> [Assigned task]
Nothing is to be left out: repeat every entry exactly as given.

> [Task data]
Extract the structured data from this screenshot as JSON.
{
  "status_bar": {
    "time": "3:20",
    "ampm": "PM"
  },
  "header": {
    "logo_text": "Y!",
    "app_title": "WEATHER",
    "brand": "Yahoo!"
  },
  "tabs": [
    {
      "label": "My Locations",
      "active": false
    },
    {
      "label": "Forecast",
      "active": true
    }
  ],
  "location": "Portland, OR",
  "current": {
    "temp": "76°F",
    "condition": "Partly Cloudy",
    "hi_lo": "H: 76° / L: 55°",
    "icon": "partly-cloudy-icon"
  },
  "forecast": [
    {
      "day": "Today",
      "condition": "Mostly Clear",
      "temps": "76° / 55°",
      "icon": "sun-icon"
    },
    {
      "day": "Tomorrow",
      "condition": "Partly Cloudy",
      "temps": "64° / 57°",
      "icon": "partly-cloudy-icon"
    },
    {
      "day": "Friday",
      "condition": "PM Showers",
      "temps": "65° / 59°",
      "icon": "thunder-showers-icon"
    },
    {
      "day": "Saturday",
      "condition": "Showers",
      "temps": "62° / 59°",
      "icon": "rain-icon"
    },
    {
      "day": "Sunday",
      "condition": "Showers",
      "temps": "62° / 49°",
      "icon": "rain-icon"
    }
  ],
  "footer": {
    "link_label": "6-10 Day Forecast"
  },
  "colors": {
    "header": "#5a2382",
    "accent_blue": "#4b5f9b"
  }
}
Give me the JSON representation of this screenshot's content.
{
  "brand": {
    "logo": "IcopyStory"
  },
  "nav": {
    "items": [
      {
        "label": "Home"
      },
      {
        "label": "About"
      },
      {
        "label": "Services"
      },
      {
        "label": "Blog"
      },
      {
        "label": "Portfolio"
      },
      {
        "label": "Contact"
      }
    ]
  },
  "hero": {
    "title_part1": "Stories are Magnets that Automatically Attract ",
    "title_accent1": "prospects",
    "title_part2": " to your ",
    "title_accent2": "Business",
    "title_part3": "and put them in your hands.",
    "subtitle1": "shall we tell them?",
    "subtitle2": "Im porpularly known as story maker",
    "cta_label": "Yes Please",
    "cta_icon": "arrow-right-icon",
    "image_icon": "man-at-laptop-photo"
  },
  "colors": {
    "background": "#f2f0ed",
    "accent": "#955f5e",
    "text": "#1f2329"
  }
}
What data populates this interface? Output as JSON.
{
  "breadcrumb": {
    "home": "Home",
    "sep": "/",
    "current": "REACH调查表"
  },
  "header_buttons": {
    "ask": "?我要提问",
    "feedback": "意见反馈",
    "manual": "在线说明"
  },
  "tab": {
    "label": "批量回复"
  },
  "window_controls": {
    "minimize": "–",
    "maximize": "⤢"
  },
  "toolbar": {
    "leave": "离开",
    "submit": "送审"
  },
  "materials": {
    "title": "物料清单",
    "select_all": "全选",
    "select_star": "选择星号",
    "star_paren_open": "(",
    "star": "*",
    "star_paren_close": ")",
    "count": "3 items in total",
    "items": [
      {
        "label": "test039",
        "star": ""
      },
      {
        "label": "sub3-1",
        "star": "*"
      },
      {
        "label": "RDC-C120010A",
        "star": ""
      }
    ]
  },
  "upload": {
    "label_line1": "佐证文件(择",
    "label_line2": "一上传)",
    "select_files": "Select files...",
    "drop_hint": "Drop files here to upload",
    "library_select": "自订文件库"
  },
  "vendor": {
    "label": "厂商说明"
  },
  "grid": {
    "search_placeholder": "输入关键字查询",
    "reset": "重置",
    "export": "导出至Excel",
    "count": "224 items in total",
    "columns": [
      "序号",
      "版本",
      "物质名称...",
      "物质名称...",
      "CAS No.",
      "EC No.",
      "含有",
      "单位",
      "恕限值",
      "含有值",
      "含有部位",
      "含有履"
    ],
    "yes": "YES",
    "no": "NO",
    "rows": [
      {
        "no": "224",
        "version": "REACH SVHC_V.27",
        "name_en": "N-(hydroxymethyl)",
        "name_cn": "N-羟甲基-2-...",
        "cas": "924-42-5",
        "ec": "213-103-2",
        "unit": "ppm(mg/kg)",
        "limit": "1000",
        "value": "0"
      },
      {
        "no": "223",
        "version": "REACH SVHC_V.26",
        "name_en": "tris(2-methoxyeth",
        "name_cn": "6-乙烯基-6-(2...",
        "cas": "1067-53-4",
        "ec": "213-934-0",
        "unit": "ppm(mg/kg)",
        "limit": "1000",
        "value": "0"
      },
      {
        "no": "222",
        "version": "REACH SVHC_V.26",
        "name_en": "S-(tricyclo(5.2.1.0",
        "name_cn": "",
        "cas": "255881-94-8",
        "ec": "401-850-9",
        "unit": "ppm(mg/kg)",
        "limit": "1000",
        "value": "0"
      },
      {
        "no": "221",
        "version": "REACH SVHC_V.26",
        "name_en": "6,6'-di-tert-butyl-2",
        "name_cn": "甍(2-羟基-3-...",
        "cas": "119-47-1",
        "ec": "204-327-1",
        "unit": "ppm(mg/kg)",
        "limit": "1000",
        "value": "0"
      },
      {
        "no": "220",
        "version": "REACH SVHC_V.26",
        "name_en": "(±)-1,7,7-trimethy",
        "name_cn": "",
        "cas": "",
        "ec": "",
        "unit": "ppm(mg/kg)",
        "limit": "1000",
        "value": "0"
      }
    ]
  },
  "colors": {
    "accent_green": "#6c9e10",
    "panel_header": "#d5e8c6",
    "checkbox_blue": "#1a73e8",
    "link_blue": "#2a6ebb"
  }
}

> [Solution to this task]
Extract the structured data from this screenshot as JSON.
{
  "status_bar": {
    "time": "3:20",
    "ampm": "PM"
  },
  "header": {
    "logo_text": "Y!",
    "app_title": "WEATHER",
    "brand": "Yahoo!"
  },
  "tabs": [
    {
      "label": "My Locations",
      "active": false
    },
    {
      "label": "Forecast",
      "active": true
    }
  ],
  "location": "Portland, OR",
  "current": {
    "temp": "76°F",
    "condition": "Partly Cloudy",
    "hi_lo": "H: 76° / L: 55°",
    "icon": "partly-cloudy-icon"
  },
  "forecast": [
    {
      "day": "Today",
      "condition": "Mostly Clear",
      "temps": "76° / 55°",
      "icon": "sun-icon"
    },
    {
      "day": "Tomorrow",
      "condition": "Partly Cloudy",
      "temps": "64° / 57°",
      "icon": "partly-cloudy-icon"
    },
    {
      "day": "Friday",
      "condition": "PM Showers",
      "temps": "65° / 59°",
      "icon": "thunder-showers-icon"
    },
    {
      "day": "Saturday",
      "condition": "Showers",
      "temps": "62° / 59°",
      "icon": "rain-icon"
    },
    {
      "day": "Sunday",
      "condition": "Showers",
      "temps": "62° / 49°",
      "icon": "rain-icon"
    }
  ],
  "footer": {
    "link_label": "6-10 Day Forecast"
  },
  "colors": {
    "header": "#5a2382",
    "accent_blue": "#4b5f9b"
  }
}
Give me the JSON representation of this screenshot's content.
{
  "brand": {
    "logo": "IcopyStory"
  },
  "nav": {
    "items": [
      {
        "label": "Home"
      },
      {
        "label": "About"
      },
      {
        "label": "Services"
      },
      {
        "label": "Blog"
      },
      {
        "label": "Portfolio"
      },
      {
        "label": "Contact"
      }
    ]
  },
  "hero": {
    "title_part1": "Stories are Magnets that Automatically Attract ",
    "title_accent1": "prospects",
    "title_part2": " to your ",
    "title_accent2": "Business",
    "title_part3": "and put them in your hands.",
    "subtitle1": "shall we tell them?",
    "subtitle2": "Im porpularly known as story maker",
    "cta_label": "Yes Please",
    "cta_icon": "arrow-right-icon",
    "image_icon": "man-at-laptop-photo"
  },
  "colors": {
    "background": "#f2f0ed",
    "accent": "#955f5e",
    "text": "#1f2329"
  }
}
What data populates this interface? Output as JSON.
{
  "breadcrumb": {
    "home": "Home",
    "sep": "/",
    "current": "REACH调查表"
  },
  "header_buttons": {
    "ask": "?我要提问",
    "feedback": "意见反馈",
    "manual": "在线说明"
  },
  "tab": {
    "label": "批量回复"
  },
  "window_controls": {
    "minimize": "–",
    "maximize": "⤢"
  },
  "toolbar": {
    "leave": "离开",
    "submit": "送审"
  },
  "materials": {
    "title": "物料清单",
    "select_all": "全选",
    "select_star": "选择星号",
    "star_paren_open": "(",
    "star": "*",
    "star_paren_close": ")",
    "count": "3 items in total",
    "items": [
      {
        "label": "test039",
        "star": ""
      },
      {
        "label": "sub3-1",
        "star": "*"
      },
      {
        "label": "RDC-C120010A",
        "star": ""
      }
    ]
  },
  "upload": {
    "label_line1": "佐证文件(择",
    "label_line2": "一上传)",
    "select_files": "Select files...",
    "drop_hint": "Drop files here to upload",
    "library_select": "自订文件库"
  },
  "vendor": {
    "label": "厂商说明"
  },
  "grid": {
    "search_placeholder": "输入关键字查询",
    "reset": "重置",
    "export": "导出至Excel",
    "count": "224 items in total",
    "columns": [
      "序号",
      "版本",
      "物质名称...",
      "物质名称...",
      "CAS No.",
      "EC No.",
      "含有",
      "单位",
      "恕限值",
      "含有值",
      "含有部位",
      "含有履"
    ],
    "yes": "YES",
    "no": "NO",
    "rows": [
      {
        "no": "224",
        "version": "REACH SVHC_V.27",
        "name_en": "N-(hydroxymethyl)",
        "name_cn": "N-羟甲基-2-...",
        "cas": "924-42-5",
        "ec": "213-103-2",
        "unit": "ppm(mg/kg)",
        "limit": "1000",
        "value": "0"
      },
      {
        "no": "223",
        "version": "REACH SVHC_V.26",
        "name_en": "tris(2-methoxyeth",
        "name_cn": "6-乙烯基-6-(2...",
        "cas": "1067-53-4",
        "ec": "213-934-0",
        "unit": "ppm(mg/kg)",
        "limit": "1000",
        "value": "0"
      },
      {
        "no": "222",
        "version": "REACH SVHC_V.26",
        "name_en": "S-(tricyclo(5.2.1.0",
        "name_cn": "",
        "cas": "255881-94-8",
        "ec": "401-850-9",
        "unit": "ppm(mg/kg)",
        "limit": "1000",
        "value": "0"
      },
      {
        "no": "221",
        "version": "REACH SVHC_V.26",
        "name_en": "6,6'-di-tert-butyl-2",
        "name_cn": "甍(2-羟基-3-...",
        "cas": "119-47-1",
        "ec": "204-327-1",
        "unit": "ppm(mg/kg)",
        "limit": "1000",
        "value": "0"
      },
      {
        "no": "220",
        "version": "REACH SVHC_V.26",
        "name_en": "(±)-1,7,7-trimethy",
        "name_cn": "",
        "cas": "",
        "ec": "",
        "unit": "ppm(mg/kg)",
        "limit": "1000",
        "value": "0"
      }
    ]
  },
  "colors": {
    "accent_green": "#6c9e10",
    "panel_header": "#d5e8c6",
    "checkbox_blue": "#1a73e8",
    "link_blue": "#2a6ebb"
  }
}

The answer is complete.